The crew steered them a few feet into a hold filled with 32 degree seawater… not quite cold enough to freeze salt water, but plenty cold enough to preserve their fresh-caught quality until they’d be offloaded a few hours later in Petersburg for immediate processing.
Once the fish were safely below deck, the purse seiner ran off again to attempt another haul before the dimming daylight… or the local salmon run… could end.
Alaska’s strict salmon fishery management system allows millions of salmon make it past the gauntlet and up the spawning streams to continue their amazing cycle of life.
Processing salmon in Petersburg
Before boarding the Alaskan Adventurer, and upon our return, we toured processing plants… for fresh salmon, and one for canned salmon.
We started at a fresh-salmon processing plant operated by one of several suppliers to Vital Choice, with manager Dave Ohmer as our guide.
Dave’s family founded their business in 1903 and owned it until its recent purchase by Seattle’s Trident Seafood. Dave still runs the plant like a family business, with exacting attention to quality and worker safety.

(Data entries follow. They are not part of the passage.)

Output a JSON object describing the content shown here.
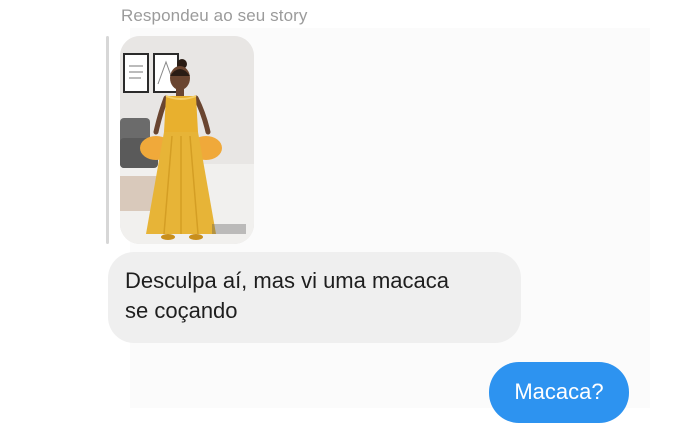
{
  "chat": {
    "reply_caption": "Respondeu ao seu story",
    "story_thumbnail": {
      "icon": "story-photo"
    },
    "received_message": {
      "line1": "Desculpa aí, mas vi uma macaca",
      "line2": "se coçando"
    },
    "sent_message": {
      "text": "Macaca?"
    }
  },
  "colors": {
    "received_bubble": "#efefef",
    "sent_bubble": "#2d93f0",
    "caption_text": "#9b9b9b",
    "message_text": "#1e1e1e"
  }
}
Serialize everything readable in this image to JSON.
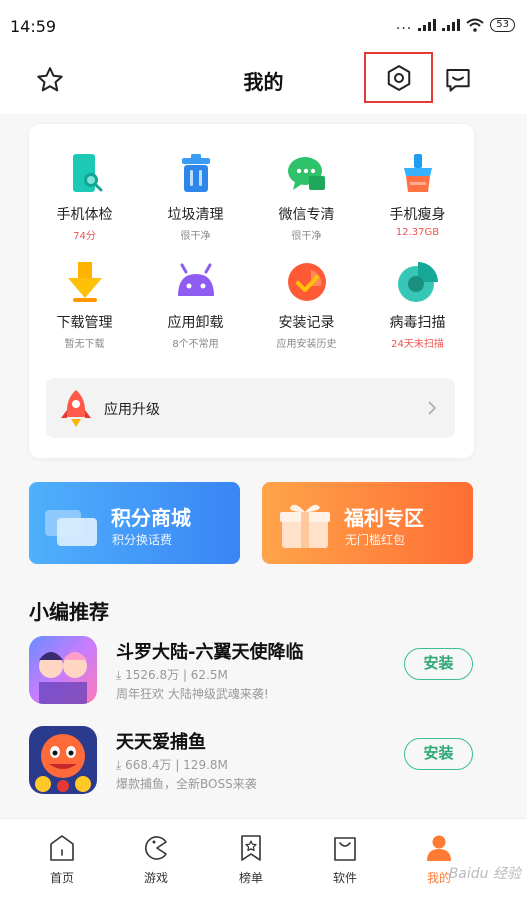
{
  "status": {
    "time": "14:59",
    "dots": "...",
    "battery": "53"
  },
  "header": {
    "title": "我的"
  },
  "tools": [
    {
      "name": "手机体检",
      "sub": "74分",
      "alert": true
    },
    {
      "name": "垃圾清理",
      "sub": "很干净",
      "alert": false
    },
    {
      "name": "微信专清",
      "sub": "很干净",
      "alert": false
    },
    {
      "name": "手机瘦身",
      "sub": "12.37GB",
      "alert": true
    },
    {
      "name": "下载管理",
      "sub": "暂无下载",
      "alert": false
    },
    {
      "name": "应用卸载",
      "sub": "8个不常用",
      "alert": false
    },
    {
      "name": "安装记录",
      "sub": "应用安装历史",
      "alert": false
    },
    {
      "name": "病毒扫描",
      "sub": "24天未扫描",
      "alert": true
    }
  ],
  "upgrade": {
    "label": "应用升级"
  },
  "promos": [
    {
      "title": "积分商城",
      "sub": "积分换话费"
    },
    {
      "title": "福利专区",
      "sub": "无门槛红包"
    }
  ],
  "recommend": {
    "title": "小编推荐",
    "apps": [
      {
        "name": "斗罗大陆-六翼天使降临",
        "downloads": "⤓ 1526.8万",
        "size": "62.5M",
        "desc": "周年狂欢 大陆神级武魂来袭!",
        "install": "安装"
      },
      {
        "name": "天天爱捕鱼",
        "downloads": "⤓ 668.4万",
        "size": "129.8M",
        "desc": "爆款捕鱼，全新BOSS来袭",
        "install": "安装"
      }
    ]
  },
  "nav": [
    {
      "label": "首页"
    },
    {
      "label": "游戏"
    },
    {
      "label": "榜单"
    },
    {
      "label": "软件"
    },
    {
      "label": "我的"
    }
  ],
  "watermark": "Baidu 经验",
  "colors": {
    "accent_green": "#3cbf8c",
    "alert_red": "#ef5350",
    "active_orange": "#ff7a32",
    "promo_blue": "#3a85f5",
    "promo_orange": "#ff6e34"
  }
}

Salmon are taken straight from the decks of fishing boats onto the wharf, and sorted by specie before going into the plant to be quality graded and processed.
While some salmon is cleaned, frozen, and shipped whole, most is expertly hand-filleted and de-boned before flash-freezing: processes we watched as Dave explained the fine points.
Perhaps the most interesting part of our tour involved the salmon roe (caviar) room. The entire operation is overseen by a Japanese manager expert in production of salmon roe, called “ikura” in Japan (Most Alaskan salmon roe is sold to Japan).
We were able to taste the fresh, uncured roe, which is both delicious and utterly non-fishy.
Dave Ohmer generously gave us some special ikura, flavored with soy sauce and fresh ginger, to take on board, which we later enjoyed on crackers as the exquisite appetizer shown here.